But experts question how much Britain, which has been wary of joining foreign conflicts in recent years after unpopular wars in Afghanistan and Iraq, would add to the campaign against IS in Syria.
“It will not make a big operational difference,” said Professor Malcolm Chalmers of military think-tank the Royal United Services Institute (RUSI).
“It is important symbolically, useful operationally, but not transformative.”
Tim Eaton and Chris Phillips of foreign affairs think-tank Chatham House accused ministers of “knee-jerk reactions… not part of a well-considered long-term strategy to defeat and degrade IS”.
“It is understandable that the British government doesn’t want to stand by as IS continues to terrorise or as Syria continues to be consumed by chaos but reaching for a quick military option like the one proposed is not the answer,” they wrote in an article for Prospect magazine.
Cameron has pledged that Britain joining air strikes on Syria will be matched by a major diplomatic push to resolve the crisis.
The last Syria peace talks in Vienna held last month brought together 17 countries including Russia, the United States, Saudi Arabia and Iran.
It set a fixed calendar for a ceasefire followed by a transitional government in six months and elections one year later. Syrian opposition figures have called this unrealistic.
During the debate, the government also faced a string of questions about whether joining the international military action on Syria could make Britain more vulnerable to attack from IS.
The last major plot to hit British soil was the July 7, 2005 attacks in which 52 people died.
And in June this year, 30 Britons were among 38 tourists killed in an attack at a holiday resort in Tunisia claimed by IS.
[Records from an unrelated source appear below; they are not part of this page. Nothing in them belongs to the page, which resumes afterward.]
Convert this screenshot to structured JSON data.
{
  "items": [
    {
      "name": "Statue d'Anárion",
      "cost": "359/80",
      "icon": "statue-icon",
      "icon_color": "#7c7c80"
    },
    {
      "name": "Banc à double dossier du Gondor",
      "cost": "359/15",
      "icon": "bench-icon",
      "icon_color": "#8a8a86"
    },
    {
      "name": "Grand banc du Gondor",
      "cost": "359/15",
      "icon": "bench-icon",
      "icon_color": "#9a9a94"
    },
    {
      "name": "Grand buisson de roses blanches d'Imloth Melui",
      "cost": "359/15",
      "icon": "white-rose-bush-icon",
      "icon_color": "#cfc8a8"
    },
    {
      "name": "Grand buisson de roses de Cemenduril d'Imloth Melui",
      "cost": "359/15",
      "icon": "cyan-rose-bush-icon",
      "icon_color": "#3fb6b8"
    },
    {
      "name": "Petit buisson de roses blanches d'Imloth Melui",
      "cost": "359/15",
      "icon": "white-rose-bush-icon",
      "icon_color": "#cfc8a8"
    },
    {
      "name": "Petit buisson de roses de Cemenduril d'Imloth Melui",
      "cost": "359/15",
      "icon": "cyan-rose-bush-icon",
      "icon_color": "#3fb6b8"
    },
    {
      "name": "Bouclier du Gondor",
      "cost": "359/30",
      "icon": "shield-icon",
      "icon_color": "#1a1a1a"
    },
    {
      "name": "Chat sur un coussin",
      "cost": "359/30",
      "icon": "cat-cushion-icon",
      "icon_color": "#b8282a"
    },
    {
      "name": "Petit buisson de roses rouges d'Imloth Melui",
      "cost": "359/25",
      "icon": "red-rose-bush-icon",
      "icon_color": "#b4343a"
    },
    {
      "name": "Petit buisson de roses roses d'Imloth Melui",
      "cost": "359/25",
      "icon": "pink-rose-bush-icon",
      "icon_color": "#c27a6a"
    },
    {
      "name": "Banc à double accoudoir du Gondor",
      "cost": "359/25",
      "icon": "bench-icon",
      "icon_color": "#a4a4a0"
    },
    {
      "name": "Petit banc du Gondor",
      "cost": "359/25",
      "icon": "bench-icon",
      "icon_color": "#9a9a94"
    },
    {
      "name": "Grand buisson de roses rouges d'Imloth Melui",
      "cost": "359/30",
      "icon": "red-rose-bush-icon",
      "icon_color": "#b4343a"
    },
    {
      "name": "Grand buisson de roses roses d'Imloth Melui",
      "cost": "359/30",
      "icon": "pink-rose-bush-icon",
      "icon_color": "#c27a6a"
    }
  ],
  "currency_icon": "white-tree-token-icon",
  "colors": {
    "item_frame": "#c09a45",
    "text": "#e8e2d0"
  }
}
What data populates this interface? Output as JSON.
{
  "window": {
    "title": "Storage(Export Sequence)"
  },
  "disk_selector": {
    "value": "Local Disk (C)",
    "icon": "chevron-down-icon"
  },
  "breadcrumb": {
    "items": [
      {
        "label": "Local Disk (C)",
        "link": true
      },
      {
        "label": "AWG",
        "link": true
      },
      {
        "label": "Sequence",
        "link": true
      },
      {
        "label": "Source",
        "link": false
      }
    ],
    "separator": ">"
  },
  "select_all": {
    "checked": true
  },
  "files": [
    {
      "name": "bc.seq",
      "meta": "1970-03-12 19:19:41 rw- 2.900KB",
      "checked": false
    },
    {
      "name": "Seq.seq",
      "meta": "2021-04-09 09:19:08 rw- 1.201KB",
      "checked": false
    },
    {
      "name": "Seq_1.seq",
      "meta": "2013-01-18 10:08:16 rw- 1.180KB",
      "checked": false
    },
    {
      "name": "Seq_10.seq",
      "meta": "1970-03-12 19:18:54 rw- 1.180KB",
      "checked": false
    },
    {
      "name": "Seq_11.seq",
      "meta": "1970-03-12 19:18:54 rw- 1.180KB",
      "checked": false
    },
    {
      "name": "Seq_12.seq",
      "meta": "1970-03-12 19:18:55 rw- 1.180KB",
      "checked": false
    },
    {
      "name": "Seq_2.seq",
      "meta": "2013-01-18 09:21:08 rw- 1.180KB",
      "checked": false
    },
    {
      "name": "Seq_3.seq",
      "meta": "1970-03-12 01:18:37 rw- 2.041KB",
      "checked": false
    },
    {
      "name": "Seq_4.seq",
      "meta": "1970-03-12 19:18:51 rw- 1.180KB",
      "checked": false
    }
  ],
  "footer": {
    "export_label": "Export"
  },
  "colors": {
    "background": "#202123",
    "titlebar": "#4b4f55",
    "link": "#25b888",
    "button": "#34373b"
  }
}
Officials say seven plots have been foiled by intelligence services in the last year alone. Cameron said this figure showed it was right to take immediate action.